I can still vividly remember the shame I felt as a nine year old in a Maths class where we had to work out the average weight of the class and as a chubby little girl I had no desire to say how much I weighed so I feigned illness and said a false weight later. This picture of Rodin’s Eve powerfully communicates how I felt that day. Most of my memories of shame are associated with institutions rather than my family. Church has been a place of shame for me at various points over the years both feeling shamed myself and feeling vicarious shame on behalf of other people. I can still remember being told about a reference written by a leader of a now dead church and feeling shame at being misunderstood and misrepresented. I still feel shame about the ways friends with mental health problems have been treated by various expressions of the church. Those of some of the reasons I embarked on researching institutional shame in the church as part of my ordination training. This week I am analysing data from over 200 anonymous questionnaires and am feeling the privilege of people’s honesty and vulnerability but also sadness that a church which should reflect a God of love so often seems so unloving.
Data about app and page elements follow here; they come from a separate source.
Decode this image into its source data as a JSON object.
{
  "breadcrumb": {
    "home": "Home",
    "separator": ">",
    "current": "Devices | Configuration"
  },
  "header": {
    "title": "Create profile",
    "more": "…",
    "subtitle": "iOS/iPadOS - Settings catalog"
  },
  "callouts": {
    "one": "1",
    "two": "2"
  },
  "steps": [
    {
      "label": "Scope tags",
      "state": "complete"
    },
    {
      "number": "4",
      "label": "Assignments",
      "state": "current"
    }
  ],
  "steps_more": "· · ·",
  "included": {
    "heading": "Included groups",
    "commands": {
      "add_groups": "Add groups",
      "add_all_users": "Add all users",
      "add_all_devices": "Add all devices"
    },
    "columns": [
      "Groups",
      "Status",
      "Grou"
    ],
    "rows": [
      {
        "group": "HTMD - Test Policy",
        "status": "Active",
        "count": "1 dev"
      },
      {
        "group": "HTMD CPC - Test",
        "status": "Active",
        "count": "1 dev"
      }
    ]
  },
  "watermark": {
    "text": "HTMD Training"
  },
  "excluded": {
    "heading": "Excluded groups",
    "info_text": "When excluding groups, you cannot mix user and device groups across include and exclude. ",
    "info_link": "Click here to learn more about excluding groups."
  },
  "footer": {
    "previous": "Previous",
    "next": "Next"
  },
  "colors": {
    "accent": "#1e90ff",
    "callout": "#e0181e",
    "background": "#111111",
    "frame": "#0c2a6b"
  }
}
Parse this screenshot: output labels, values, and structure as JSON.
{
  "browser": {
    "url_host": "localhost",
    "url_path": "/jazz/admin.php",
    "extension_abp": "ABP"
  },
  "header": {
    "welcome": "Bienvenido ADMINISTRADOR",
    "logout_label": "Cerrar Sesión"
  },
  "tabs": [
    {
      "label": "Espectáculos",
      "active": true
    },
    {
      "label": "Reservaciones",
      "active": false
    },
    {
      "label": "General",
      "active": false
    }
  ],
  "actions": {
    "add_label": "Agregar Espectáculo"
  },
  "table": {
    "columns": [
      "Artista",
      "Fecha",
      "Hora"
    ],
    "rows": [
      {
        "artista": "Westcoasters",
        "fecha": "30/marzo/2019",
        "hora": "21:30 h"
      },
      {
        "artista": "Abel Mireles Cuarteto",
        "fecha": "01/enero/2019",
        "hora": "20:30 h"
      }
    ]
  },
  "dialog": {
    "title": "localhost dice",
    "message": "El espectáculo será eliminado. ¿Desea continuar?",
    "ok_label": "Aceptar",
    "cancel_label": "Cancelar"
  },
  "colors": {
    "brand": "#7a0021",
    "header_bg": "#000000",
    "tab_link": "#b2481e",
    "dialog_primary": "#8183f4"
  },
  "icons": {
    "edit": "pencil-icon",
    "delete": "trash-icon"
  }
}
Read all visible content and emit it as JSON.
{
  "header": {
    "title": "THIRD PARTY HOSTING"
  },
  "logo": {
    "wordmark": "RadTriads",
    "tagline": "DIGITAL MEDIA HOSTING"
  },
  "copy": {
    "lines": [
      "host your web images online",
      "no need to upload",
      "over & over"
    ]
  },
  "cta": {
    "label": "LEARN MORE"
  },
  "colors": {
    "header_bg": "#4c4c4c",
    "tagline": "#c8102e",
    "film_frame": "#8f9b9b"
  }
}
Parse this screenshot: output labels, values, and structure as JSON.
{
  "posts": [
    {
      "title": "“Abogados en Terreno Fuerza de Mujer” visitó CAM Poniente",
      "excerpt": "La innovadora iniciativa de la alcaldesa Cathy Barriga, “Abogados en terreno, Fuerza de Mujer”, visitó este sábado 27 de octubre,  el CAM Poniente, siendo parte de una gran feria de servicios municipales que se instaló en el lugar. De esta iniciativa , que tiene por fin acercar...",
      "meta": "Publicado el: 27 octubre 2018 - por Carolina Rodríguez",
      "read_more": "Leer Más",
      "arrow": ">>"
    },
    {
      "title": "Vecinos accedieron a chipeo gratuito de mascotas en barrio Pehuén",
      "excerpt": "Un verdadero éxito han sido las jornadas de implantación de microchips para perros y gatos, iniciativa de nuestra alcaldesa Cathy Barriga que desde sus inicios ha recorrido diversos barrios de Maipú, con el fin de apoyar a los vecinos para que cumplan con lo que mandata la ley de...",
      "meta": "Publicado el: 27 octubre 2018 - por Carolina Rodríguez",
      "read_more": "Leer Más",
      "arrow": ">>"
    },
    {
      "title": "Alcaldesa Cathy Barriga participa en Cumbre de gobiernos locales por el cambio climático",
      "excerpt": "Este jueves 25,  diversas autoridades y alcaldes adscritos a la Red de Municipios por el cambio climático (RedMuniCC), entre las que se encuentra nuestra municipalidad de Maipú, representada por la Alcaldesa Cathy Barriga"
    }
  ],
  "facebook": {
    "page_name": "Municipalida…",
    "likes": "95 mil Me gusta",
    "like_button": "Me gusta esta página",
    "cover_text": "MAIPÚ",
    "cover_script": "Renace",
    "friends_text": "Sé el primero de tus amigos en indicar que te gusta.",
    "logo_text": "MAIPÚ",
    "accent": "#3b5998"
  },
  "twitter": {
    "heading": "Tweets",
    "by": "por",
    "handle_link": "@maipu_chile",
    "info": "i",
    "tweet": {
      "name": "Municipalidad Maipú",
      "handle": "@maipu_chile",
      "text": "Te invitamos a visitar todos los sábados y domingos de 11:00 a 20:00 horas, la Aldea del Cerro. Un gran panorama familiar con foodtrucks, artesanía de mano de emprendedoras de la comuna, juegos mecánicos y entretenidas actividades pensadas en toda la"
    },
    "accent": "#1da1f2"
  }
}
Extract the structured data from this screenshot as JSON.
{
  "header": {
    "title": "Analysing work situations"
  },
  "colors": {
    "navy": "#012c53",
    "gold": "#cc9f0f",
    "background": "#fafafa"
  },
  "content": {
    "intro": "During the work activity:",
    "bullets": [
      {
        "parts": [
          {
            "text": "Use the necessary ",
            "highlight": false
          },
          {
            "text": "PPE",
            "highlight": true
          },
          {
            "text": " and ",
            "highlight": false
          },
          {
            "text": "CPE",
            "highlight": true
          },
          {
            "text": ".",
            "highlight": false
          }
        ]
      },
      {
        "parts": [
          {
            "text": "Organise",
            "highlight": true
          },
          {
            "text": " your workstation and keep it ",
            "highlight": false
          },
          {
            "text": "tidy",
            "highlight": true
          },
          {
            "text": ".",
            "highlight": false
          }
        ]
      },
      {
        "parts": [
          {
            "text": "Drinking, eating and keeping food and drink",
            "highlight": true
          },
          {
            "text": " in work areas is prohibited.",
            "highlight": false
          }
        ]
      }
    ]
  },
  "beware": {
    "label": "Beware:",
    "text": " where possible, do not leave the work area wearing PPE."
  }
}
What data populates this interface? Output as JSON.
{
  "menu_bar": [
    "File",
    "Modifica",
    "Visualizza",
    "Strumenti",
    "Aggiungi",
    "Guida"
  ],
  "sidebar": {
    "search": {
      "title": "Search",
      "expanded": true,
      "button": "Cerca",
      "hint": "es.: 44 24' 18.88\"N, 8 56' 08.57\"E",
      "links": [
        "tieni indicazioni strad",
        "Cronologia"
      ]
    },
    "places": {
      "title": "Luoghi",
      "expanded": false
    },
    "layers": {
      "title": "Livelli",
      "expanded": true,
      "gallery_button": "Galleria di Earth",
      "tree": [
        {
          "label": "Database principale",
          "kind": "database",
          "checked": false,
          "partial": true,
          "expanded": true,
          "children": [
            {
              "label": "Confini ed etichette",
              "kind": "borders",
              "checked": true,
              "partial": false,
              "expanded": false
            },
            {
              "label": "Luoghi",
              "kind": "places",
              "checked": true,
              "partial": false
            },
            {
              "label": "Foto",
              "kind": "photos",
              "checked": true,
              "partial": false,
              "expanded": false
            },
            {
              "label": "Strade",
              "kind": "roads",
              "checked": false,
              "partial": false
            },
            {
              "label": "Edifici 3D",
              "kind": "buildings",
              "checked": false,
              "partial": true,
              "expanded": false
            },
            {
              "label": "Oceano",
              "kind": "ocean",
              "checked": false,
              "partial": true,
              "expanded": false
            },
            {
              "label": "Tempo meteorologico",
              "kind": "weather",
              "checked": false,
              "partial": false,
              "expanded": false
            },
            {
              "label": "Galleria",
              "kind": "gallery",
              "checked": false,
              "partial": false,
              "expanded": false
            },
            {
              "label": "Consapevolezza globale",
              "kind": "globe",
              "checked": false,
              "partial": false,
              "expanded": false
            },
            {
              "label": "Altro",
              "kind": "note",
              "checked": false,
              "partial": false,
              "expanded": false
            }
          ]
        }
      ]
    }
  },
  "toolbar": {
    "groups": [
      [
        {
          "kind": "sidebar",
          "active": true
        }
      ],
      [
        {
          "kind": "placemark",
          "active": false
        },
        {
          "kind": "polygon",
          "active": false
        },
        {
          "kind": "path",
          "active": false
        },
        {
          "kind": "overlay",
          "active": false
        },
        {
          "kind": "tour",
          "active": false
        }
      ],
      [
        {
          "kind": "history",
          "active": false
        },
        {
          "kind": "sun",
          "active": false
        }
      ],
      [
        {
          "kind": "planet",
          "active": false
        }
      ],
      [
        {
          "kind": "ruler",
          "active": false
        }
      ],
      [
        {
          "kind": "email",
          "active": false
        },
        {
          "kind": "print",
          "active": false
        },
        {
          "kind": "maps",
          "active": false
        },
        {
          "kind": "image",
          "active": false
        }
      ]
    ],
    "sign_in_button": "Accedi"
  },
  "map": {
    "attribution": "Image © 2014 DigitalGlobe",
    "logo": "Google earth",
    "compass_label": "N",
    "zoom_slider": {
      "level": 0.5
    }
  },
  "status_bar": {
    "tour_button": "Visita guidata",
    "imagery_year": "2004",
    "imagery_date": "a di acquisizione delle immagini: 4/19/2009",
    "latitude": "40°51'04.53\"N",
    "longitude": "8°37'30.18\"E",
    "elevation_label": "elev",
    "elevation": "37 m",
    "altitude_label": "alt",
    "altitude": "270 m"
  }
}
Paulo Freire talks about conscientization, raising people’s awareness. For many people shame is a shadowy concept that it is hard to really define. The shorthand version is that shame is about who you are whereas guilt is about what you have done. You have some idea when you experience it but not many people talk about it because that can be a little painful and exposing. I want to raise an awareness of what shame is in the church, how people are shamed and try to explore how we can minister in such a way that mitgates against shaming. I look back at some of the things I did much earlier in my ministry with deep regret. I was only trying to be faithful to what I felt God had called me to but my understanding of what that means now is very different. From those I may have inadvertently shamed I ask forgiveness.
Freire, P. (1996). Pedagogy of the Oppressed. London: Penguin.